» YOUR TASK:
Which lines in the records below mention the word "JSON"? Copy each one out.

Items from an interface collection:
::::::::::

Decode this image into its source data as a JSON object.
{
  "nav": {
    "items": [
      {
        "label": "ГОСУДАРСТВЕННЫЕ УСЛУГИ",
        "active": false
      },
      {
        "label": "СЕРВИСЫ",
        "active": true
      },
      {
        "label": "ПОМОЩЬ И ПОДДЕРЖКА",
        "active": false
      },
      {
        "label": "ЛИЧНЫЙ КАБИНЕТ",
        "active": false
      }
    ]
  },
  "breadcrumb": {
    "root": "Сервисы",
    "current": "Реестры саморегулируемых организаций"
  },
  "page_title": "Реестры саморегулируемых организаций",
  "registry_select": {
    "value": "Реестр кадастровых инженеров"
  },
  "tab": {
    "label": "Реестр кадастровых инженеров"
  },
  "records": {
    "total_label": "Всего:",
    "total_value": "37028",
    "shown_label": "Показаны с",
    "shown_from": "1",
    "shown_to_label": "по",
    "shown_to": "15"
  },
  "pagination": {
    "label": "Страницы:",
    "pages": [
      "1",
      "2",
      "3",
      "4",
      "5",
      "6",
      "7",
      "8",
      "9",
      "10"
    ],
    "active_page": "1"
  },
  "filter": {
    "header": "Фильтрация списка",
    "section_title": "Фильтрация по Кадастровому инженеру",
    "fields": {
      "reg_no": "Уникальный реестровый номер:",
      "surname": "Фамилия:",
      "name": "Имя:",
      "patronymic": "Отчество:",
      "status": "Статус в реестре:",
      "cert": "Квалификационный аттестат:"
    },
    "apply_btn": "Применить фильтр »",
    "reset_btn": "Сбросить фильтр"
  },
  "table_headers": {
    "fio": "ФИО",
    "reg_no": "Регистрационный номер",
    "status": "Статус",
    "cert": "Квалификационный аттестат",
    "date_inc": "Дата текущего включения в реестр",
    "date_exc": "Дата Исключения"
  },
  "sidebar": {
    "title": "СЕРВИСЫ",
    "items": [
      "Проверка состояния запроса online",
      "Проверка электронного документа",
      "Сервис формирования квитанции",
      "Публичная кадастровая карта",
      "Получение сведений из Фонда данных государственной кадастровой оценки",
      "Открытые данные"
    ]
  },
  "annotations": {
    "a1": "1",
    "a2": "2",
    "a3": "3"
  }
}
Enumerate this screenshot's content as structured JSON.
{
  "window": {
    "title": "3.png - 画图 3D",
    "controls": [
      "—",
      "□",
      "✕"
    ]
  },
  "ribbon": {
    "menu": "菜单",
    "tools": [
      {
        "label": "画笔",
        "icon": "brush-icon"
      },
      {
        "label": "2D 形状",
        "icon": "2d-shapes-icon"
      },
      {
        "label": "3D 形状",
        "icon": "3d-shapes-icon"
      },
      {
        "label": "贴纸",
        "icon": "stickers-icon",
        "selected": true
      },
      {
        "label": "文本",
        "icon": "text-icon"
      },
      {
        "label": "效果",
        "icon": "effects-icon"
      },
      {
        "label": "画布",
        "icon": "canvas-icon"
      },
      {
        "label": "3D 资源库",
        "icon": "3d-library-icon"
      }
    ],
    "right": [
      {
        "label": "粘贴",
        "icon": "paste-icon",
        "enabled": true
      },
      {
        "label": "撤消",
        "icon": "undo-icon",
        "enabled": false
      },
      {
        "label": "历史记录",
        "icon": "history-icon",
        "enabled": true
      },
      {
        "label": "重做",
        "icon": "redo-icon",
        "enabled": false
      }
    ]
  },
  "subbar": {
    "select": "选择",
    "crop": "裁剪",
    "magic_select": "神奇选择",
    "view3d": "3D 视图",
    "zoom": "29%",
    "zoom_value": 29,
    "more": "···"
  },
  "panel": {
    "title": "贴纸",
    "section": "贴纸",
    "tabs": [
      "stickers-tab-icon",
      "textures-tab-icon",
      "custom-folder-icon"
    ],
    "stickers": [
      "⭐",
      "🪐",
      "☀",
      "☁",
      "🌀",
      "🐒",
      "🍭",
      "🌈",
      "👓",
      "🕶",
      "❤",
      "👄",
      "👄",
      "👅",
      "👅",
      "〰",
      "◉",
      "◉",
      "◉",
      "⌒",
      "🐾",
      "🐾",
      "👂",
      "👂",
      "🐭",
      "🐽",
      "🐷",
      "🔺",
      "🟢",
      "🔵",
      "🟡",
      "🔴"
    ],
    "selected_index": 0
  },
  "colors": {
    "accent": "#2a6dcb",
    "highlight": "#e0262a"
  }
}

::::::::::

» SOLUTION FOR THIS EXERCISE:
Decode this image into its source data as a JSON object.
Enumerate this screenshot's content as structured JSON.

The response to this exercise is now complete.